The process of disabling ETW is something that I first looked at back in March after trying to figure out just how some defenders were detecting in-memory Assembly loads (https://blog.xpnsec.com/hiding-your-dotnet-etw/). There have since been several other posts with clever and improved methods of bypassing this kind of detection from some awesome researchers including Cneeliz, BatSec and modexp. Each method relies on manipulating the ETW subsytem itself, from intercepting and manipulating calls to the usermode function
EtwEventWrite or the kernel function
NtTraceEvent, and even parsing and manipulating the ETW registration table to avoid any code patching.
It turns out however that there is also a further method of disabling ETW in .NET, strangely exposed by setting an environment variable of
Want to stop ETW from giving up your loaded .NET assemblies to that pesky EDR, but can't be bothered patching memory? Just pass COMPlus_ETWEnabled=0 as an environment variable during your CreateProcess call 😂 pic.twitter.com/wXWeSdt0li
— Adam Chester (@xpn) June 5, 2020
Now since posting this method I have been asked quite a few questions, mostly focusing on how this particular setting was found as well as how it works. So in this short post I wanted to cover some of those details for anyone interested in peeking under the hood.
Before we begin to look at this however it is worth commenting on the fact that ETW was never meant to serve as a security control, which helps to explain some of the things shown in this post. Its primary purpose is as a debugging tool, but as attackers have evolved their payload execution techniques, it seems that some defenders turned to the power of ETW as a way of surfacing information on events like .NET Assembly loads. It is because of ETW’s original purpose that we come across things like
COMPlus_ETWEnabled which might seem like a toggle for security auditing… when in fact it’s just a simple way to turn off some debugging functionality.
COMPlus_ prefixed settings provide developers with a number of configuration options which can be set at runtime with various levels of impact on the CLR, from loading alternative JITters, to tweaking performance and even dumping the IL of a method. Being provided via environment variables or registry values, many of these settings are undocumented, with one of the best resources for understanding each being the CoreCLR source, specifically clrconfigvalues.h.
Now if you take a quick look at this file you might notice that
COMPlus_ETWEnabled isn’t present. It actually turns out that this was removed from the CoreCLR in an earlier commit here on 31 May 2019.
As with many undocumented features, these settings provide some interesting functionality for us attackers. It’s worth pointing out however that unsurprisingly these settings don’t always follow the
COMPlus_ prefix naming as we can see from this FullDisclosure post from 2007 which used a setting named
COR_PROFILER to achieve a UAC bypass in MMC.exe.
So now that we know just why these settings exist and how to list them, let’s look at how this particular one was found.

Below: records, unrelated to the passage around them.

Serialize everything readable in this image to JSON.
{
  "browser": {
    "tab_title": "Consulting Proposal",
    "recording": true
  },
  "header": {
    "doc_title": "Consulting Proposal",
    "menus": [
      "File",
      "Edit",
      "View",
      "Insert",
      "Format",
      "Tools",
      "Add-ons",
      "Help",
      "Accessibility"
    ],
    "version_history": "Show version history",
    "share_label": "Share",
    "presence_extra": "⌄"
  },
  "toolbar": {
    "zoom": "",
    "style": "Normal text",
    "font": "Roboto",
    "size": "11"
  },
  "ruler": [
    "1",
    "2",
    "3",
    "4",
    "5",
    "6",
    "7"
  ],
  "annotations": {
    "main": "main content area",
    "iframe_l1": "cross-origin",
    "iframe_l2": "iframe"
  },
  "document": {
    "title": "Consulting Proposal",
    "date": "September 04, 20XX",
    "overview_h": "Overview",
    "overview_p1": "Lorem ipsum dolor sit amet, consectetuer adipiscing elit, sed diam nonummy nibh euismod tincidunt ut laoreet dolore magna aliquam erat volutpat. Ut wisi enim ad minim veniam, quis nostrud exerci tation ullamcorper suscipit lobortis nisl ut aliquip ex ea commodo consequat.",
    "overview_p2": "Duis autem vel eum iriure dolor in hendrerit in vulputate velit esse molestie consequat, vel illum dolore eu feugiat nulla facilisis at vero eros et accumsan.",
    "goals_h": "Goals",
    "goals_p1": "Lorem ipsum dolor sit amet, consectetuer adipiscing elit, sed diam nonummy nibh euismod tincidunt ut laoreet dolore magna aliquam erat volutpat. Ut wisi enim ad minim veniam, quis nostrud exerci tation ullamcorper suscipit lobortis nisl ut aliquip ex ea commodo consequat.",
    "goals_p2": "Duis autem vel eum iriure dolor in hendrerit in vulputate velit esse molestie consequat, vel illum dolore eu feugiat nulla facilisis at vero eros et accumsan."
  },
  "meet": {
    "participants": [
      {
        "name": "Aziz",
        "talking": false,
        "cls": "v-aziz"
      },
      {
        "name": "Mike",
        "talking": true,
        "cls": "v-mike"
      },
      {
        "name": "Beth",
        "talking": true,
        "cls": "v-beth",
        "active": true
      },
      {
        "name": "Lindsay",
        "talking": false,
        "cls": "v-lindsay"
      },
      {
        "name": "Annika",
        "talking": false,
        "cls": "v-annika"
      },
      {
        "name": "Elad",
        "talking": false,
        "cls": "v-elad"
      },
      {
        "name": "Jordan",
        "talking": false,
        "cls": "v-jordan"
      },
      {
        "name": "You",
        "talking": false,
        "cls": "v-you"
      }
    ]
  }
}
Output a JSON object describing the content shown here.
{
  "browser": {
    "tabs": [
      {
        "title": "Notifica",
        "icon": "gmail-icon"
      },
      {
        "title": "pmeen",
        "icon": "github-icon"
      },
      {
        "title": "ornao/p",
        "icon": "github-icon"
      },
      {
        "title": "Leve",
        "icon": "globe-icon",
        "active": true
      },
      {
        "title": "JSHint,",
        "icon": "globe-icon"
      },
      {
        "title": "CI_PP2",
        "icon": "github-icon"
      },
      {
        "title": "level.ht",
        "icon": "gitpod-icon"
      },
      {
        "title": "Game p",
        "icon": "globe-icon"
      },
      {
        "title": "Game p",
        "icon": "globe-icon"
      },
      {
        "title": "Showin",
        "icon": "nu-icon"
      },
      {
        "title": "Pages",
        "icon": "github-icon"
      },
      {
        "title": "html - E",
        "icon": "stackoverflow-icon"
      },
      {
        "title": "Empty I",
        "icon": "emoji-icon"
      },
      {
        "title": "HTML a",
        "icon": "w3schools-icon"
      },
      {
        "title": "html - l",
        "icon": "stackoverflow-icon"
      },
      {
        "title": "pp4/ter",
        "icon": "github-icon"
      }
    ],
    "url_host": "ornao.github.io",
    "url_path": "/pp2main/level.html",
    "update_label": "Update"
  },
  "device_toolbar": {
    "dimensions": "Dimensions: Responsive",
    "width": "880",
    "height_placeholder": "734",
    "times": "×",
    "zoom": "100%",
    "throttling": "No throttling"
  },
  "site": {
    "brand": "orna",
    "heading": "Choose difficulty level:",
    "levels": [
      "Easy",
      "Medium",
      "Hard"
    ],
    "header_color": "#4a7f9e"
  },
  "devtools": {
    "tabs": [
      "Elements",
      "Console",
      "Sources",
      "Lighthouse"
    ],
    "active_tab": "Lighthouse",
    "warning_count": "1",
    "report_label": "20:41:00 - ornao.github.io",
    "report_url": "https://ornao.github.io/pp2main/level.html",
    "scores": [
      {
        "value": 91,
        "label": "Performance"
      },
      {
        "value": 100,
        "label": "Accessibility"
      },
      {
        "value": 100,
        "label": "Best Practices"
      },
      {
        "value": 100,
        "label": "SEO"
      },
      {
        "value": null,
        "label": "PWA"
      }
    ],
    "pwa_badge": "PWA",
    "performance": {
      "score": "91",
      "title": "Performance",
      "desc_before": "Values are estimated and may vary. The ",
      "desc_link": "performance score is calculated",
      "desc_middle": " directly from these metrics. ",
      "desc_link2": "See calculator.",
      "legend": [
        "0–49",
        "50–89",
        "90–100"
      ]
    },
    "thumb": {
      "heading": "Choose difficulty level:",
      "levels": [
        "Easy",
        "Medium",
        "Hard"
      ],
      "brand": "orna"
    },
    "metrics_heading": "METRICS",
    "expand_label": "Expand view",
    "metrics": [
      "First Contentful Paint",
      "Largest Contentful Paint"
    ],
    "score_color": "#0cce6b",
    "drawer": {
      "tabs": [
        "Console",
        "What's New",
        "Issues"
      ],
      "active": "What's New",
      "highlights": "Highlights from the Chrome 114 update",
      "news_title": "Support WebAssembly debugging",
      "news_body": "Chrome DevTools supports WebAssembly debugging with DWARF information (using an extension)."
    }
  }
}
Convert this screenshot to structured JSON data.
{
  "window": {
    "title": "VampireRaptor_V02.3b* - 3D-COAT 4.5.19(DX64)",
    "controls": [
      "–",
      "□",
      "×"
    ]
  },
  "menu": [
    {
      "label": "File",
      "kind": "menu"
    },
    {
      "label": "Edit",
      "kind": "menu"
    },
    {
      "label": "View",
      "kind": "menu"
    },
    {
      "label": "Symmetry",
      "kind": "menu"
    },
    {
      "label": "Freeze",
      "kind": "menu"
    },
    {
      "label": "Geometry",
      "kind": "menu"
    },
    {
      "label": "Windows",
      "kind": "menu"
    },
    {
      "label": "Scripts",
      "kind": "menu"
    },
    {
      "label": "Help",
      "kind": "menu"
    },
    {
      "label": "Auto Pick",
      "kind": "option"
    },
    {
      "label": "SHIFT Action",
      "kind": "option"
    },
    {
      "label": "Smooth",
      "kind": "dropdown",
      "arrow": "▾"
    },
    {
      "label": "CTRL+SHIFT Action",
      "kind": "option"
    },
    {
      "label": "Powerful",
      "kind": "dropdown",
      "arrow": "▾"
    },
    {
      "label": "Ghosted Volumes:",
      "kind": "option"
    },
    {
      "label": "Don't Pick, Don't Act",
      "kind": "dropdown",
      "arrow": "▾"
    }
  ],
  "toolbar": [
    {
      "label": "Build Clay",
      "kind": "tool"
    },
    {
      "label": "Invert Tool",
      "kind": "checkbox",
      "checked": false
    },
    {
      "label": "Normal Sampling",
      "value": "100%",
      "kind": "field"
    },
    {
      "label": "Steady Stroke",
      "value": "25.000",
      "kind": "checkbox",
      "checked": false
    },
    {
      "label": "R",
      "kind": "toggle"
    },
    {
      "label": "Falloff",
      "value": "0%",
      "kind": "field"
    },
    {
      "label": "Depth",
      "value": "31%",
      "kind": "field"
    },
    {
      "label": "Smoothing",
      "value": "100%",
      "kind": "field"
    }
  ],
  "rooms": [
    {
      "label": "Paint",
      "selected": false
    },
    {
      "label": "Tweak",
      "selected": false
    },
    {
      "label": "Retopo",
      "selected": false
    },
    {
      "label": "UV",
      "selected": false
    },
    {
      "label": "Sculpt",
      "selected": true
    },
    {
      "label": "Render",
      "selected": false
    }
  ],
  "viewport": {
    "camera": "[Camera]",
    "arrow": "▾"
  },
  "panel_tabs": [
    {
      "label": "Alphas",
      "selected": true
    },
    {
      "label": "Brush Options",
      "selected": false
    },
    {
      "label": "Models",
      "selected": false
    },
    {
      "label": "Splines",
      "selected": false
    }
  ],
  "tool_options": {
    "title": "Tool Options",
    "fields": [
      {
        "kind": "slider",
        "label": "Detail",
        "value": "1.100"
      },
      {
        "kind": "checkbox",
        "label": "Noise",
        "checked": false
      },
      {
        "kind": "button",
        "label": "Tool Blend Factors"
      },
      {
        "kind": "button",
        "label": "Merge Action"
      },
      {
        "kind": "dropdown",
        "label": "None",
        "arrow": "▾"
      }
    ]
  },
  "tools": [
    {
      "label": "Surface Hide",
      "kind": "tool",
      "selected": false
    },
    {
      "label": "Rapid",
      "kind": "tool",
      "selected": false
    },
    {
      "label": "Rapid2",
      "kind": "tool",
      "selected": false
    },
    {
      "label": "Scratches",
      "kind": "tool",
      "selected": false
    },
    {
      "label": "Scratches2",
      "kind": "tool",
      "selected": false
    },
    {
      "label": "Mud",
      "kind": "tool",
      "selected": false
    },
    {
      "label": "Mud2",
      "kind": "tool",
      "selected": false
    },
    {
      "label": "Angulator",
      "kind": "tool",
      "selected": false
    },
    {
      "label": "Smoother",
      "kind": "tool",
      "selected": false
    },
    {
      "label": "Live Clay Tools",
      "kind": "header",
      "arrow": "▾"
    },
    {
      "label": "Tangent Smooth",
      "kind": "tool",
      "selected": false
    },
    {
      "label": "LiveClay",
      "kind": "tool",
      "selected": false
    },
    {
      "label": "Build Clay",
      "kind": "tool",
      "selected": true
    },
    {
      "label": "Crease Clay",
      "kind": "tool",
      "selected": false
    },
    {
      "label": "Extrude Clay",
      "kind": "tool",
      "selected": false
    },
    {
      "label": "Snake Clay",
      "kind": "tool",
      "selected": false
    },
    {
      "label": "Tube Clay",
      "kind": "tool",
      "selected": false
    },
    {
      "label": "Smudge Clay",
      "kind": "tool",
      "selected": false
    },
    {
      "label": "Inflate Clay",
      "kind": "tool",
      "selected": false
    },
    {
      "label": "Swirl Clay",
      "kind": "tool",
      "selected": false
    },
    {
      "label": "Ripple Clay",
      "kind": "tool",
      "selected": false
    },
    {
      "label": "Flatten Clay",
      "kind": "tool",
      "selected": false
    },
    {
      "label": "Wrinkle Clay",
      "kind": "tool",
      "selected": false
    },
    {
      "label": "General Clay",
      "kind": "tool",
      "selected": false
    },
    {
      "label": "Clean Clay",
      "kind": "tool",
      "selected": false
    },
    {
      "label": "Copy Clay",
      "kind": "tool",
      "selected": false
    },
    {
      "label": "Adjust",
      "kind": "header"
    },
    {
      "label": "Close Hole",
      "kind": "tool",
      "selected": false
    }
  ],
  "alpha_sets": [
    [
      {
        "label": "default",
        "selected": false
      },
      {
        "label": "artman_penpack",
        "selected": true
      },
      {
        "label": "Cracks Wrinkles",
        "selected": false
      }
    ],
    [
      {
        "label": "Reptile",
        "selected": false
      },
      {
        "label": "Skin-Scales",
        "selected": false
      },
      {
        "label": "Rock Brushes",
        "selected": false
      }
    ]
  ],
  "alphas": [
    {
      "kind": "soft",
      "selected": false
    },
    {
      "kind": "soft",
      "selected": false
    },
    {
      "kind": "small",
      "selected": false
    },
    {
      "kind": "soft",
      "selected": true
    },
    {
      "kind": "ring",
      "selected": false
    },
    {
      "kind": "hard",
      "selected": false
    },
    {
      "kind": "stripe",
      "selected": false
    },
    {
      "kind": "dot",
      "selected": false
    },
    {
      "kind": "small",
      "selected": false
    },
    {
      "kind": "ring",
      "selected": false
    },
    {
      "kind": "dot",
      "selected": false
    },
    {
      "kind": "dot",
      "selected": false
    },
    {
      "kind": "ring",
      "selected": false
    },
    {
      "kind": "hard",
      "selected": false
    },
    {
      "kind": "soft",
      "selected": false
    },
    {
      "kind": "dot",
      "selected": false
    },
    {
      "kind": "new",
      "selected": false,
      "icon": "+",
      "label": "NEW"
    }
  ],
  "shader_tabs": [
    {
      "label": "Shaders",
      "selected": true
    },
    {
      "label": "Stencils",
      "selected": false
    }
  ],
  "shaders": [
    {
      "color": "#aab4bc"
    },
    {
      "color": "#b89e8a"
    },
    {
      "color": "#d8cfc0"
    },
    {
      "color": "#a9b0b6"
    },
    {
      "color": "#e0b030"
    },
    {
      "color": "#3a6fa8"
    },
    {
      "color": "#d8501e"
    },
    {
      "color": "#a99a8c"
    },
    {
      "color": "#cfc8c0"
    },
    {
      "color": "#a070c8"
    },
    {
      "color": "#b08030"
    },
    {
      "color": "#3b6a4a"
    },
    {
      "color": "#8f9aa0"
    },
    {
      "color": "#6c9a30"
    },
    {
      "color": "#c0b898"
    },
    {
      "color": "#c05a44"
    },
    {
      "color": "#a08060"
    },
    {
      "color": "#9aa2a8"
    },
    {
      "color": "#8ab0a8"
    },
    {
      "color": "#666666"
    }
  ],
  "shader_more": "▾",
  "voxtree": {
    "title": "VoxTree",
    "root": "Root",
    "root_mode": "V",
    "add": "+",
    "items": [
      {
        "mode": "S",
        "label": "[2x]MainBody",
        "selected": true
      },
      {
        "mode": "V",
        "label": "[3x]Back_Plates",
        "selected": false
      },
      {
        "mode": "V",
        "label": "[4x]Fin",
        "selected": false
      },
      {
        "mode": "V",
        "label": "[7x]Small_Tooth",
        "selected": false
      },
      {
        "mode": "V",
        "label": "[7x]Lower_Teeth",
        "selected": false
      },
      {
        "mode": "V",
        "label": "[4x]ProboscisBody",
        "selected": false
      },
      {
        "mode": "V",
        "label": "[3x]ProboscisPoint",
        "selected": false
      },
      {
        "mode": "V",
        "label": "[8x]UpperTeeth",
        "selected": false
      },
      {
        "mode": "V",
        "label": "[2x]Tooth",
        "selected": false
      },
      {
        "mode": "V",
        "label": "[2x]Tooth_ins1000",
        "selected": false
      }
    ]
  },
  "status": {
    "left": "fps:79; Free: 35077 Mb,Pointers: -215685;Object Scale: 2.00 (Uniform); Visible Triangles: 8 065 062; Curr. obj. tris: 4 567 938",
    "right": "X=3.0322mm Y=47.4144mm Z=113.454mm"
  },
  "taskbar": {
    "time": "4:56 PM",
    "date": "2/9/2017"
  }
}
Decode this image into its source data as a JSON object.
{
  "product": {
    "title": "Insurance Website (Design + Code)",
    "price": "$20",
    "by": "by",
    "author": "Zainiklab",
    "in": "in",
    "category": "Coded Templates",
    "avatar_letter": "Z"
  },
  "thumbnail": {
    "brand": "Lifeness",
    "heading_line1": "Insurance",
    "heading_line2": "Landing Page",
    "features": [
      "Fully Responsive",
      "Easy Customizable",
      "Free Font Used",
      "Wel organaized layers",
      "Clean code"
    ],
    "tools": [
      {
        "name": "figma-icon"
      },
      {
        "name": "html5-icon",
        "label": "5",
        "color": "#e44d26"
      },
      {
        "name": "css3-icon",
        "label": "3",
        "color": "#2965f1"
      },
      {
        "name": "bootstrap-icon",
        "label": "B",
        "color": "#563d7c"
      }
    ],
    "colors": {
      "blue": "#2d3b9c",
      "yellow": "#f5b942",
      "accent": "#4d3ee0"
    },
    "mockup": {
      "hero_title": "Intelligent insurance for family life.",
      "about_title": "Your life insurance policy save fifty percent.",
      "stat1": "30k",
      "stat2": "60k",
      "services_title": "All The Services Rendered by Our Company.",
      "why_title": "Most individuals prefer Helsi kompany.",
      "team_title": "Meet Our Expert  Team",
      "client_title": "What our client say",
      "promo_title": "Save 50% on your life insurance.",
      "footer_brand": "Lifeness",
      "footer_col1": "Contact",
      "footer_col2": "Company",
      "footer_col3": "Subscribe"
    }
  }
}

Although there are a lot of settings shown in the CoreCLR source, many do not apply to the standard .NET Framework we’re all familiar with.
To determine which
COMPlus_ settings apply to the .NET Framework, we can simply hunt within
clr.dll for any references, such as the
COMPlus_AltJit setting documented in
Removing the prefix and performing a simple string search in IDA is enough to give us an indication that
AltJit is likely present within
Following references to this string leads us to a method of
CLRConfig::GetConfigValue which is passed our setting name as a parameter to retrieve the value:
Taking this and searching for overloads gives us several other methods which are also used to access similar configuration settings during runtime:
And as Microsoft provide the appropriate PDB file for the CLR, walking through each of these methods and taking a look at the Xrefs is enough to indicate which references are likely to be interesting, for example:
Finally, following the reference and looking at the arguments passed to
CLRConfig::GetConfigValue is enough to give you the setting used:
Now that we know that this setting exists in the .NET Framework, how does this disable event tracing? Well let’s look at a CFG in IDA which should show you immediately why this works to disable ETW:
Here we can clearly see the 2 code paths which depend on the
COMPlus_ETWEnabled value returned from
CLRConfig::GetConfigValue. If this setting exists and returns a
0 value, the CLR will jump past the block of ETW registrations shown in blue, where
_McGenEventRegister is simply a wrapper around the
EventRegister API call.
Digging further by taking one of these provider GUID’s, we see something familiar:
So hopefully this sheds some light on this strange but cool setting… Essentially, toggling it just forces the CLR to skip past the point of registering to the .NET ETW providers which is required to surface events.
Now for defending against this, I’ll defer to Roberto Rodriguez‘s awesome set of notes which detail a number of detections and mitigations which can be used to detect and protect an environment… check them out here.
Update 07/06/2020 - I have created a quick environment variable spoofing POC which uses a similar practice to Argument Spoofing to mask environment variables passed to a process on launch. This can be found here and is designed to hide the
COMPlus_ETWEnabled=0 variable from